Every season—usually after a losing streak by the Royals—I get a few comments like the one below. This one came in right after they had their bad stretch in May and right before they started their good stretch in June.
By LEE JUDGE
The Kansas City Star
A reader’s comment
I have quit watching the Royals. It is not enjoyable, and sports is ultimately supposed to be entertainment. It's around this time each year that I thank the maker it's not my JOB to watch this team every single night. Mr. Judge, you have my sympathies and my respect. Good luck.
Far be it from me to tell anyone how to spend their leisure time; look at how I spend my summers. But while it’s certainly more enjoyable when the Royals win, that’s not the only reason I watch. And I was watching the Royals long before anyone paid me to do so. I wasn’t watching 162 games a season, but I watched them most nights they were on TV and spend a lot of time at the park.
My wife once asked me what I found so compelling about baseball and here’s the gist of what I said: if there was a movie that would have you crushingly depressed, followed by so much joy you wanted to hug strangers, loaded with incredible physical stunts and filled with tension because you weren’t sure of the ending, everyone would want to see that movie.
And that’s what a good ballgame is like.
If your team bad you’re still going to see about 70 wins a year; if your team’s good you’ll see about 70 losses. Being a baseball fan requires an even keel: just like the players, you can’t get too up or too down. But even in the middle of a losing season, there are great games and wonderful plays—and nothing beats watching it live. If you hear Jeff Francoeur made a great throw, sure, you can go see the play on the internet; but when you’re in the stadium and a base runner makes the turn and heads for the next base and Frenchy launches the ball with his hat flying and the place going crazy—at that moment you don’t know what’s going to happen next. And that’s what makes it fun; it’s why I go to the ballpark. Seeing it later isn’t the same: you know Jeff made the throw or you wouldn’t be looking up the video.
It’s moments like that: a Francoeur throw, watching Alex Gordon turn a sure double into a single with quiet competence, seeing Billy Butler hit a game-winner, watching Chris Getz dance through a take-out slide and come out the other side alive to complete a double play or James Shields get mad and strike someone out with the bases loaded—those are the moments that make watching the Royals worthwhile.
I moved to Kansas City in 1981 and have been following the Royals ever since.
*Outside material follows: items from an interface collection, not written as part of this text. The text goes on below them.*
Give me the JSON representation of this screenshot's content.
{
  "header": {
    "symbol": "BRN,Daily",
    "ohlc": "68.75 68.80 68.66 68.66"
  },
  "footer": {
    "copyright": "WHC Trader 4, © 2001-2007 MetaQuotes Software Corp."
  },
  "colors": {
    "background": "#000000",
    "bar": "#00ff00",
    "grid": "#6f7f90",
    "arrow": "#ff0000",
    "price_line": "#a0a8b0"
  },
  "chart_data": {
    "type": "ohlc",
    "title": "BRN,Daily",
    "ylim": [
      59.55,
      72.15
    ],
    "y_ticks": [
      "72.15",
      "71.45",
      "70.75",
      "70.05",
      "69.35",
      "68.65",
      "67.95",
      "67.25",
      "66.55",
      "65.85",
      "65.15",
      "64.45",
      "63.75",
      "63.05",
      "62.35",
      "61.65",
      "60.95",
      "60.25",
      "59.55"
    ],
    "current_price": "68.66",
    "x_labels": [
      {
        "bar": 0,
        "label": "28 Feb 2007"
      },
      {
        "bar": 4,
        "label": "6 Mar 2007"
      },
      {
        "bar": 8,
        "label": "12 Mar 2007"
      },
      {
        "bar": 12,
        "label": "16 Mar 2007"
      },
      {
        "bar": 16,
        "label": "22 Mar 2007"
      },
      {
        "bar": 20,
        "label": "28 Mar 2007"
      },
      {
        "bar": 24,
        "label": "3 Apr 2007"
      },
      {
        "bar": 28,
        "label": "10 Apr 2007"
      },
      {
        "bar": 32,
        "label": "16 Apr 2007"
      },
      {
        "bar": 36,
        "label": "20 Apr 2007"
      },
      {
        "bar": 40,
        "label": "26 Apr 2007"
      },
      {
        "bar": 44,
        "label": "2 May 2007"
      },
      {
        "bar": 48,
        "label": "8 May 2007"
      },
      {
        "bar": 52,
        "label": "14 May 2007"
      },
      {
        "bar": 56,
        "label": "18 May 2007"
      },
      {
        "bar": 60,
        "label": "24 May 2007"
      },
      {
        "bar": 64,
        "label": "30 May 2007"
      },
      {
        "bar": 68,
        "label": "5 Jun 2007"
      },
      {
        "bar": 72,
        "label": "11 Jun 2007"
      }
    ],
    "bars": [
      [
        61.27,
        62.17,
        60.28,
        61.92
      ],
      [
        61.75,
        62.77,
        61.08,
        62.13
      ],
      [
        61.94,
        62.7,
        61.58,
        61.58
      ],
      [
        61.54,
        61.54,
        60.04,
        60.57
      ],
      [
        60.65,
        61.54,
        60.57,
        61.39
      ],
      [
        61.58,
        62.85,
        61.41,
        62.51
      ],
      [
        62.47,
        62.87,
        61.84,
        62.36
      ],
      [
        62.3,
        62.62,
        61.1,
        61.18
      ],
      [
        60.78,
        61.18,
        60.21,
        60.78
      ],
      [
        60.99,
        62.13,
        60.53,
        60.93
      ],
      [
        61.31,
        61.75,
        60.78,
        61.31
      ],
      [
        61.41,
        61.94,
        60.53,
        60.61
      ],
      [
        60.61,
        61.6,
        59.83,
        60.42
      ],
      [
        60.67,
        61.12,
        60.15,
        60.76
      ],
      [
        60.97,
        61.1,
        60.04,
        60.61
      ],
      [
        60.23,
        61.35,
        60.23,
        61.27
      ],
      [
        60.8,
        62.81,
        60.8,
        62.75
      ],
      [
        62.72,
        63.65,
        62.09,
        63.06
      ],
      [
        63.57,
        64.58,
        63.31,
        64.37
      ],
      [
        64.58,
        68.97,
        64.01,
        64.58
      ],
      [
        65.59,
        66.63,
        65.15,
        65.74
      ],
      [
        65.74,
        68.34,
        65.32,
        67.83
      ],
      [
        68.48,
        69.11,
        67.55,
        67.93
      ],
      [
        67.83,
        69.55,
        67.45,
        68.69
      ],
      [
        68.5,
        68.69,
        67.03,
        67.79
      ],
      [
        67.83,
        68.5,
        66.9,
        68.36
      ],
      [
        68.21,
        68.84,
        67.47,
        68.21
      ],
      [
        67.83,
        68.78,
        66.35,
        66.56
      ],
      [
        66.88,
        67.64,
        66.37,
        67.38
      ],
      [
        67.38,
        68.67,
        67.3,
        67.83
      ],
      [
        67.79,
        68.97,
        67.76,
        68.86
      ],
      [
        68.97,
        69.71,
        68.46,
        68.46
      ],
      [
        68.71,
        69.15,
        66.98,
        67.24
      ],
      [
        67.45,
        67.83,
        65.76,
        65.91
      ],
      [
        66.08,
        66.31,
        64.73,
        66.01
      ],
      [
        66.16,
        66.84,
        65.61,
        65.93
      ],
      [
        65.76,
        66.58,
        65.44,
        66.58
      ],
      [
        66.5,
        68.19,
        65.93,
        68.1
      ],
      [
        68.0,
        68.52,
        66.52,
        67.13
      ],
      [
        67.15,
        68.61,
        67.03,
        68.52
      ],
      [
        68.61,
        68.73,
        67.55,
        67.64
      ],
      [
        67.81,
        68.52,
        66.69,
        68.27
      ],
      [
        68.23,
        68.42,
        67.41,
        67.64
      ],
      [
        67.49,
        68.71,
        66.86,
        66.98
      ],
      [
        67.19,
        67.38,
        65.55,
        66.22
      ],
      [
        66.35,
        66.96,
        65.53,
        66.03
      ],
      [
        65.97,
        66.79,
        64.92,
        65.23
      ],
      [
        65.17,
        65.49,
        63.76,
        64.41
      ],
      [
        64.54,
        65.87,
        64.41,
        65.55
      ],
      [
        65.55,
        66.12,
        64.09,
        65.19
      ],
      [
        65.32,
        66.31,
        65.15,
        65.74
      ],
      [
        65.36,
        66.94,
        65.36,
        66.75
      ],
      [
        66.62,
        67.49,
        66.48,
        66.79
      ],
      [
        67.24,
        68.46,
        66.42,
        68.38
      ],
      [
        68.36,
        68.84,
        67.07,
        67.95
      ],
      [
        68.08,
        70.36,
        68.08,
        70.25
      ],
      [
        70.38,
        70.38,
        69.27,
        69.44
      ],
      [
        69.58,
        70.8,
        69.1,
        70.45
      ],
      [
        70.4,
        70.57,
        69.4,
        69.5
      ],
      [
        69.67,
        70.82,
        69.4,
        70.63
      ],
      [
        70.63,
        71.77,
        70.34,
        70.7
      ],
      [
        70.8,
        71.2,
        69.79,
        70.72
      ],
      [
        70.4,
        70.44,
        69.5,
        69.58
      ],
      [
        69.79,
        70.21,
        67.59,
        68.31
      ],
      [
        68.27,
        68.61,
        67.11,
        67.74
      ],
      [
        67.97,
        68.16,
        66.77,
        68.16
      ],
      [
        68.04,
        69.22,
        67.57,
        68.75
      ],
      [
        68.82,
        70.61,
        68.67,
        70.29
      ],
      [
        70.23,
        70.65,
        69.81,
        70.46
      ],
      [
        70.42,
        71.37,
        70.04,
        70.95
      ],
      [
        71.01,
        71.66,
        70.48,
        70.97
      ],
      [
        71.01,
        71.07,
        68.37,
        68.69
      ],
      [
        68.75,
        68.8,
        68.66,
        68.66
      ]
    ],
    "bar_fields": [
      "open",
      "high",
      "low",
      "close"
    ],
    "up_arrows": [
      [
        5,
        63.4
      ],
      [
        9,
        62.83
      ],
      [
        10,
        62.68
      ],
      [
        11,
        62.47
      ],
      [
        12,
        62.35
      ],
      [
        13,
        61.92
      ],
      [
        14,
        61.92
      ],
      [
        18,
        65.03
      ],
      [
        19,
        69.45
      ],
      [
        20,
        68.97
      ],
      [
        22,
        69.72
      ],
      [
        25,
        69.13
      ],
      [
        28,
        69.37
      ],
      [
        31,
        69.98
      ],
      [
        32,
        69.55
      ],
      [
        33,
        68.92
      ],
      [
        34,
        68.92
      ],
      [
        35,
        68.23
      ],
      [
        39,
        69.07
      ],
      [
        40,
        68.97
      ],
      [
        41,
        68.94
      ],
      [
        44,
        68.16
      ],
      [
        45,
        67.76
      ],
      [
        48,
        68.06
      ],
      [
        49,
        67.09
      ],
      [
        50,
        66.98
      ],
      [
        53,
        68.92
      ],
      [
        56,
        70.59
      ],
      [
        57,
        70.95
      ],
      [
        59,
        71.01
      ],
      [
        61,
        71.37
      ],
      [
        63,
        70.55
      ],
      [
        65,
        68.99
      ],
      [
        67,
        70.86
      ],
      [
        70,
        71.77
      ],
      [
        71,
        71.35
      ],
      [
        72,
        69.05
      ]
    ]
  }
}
When they won the World Series in ’85 I was sitting about twenty rows behind the third-base dugout. Heck, after Game Six I was so excited I left my house and went to a random bar just to find someone to talk to—I couldn’t stand to sit by myself; I needed to talk about the game.
Obviously it’s been a long drought since then, but I don’t see it as wasted time; the Royals have provided me with thousands of hours of entertainment since 1985. Even if it’s talking about how bad they are it unites people—our team stinks, let’s share that sentiment. Let’s talk about it and figure out who to blame and what should be done next. It’s what holds Cubs fans together and makes them a community. If the only reason to watch baseball is to see your team win, why do Chicago Cubs fans even exist? The amount of time invested in a team’s fortunes probably has some relationship to the satisfaction felt when the team finally makes it to the top; just ask Boston Red Sox fans. A fan who invested a couple decades in the Sox probably had a much different experience than the fans who started showing up with the Red Sox started winning.
If Kansas City ever goes to the playoffs again, or wins a league championship or gets to hold another World Series trophy, I plan on being there.
And it won’t be just because it’s my job—I’m a baseball fan.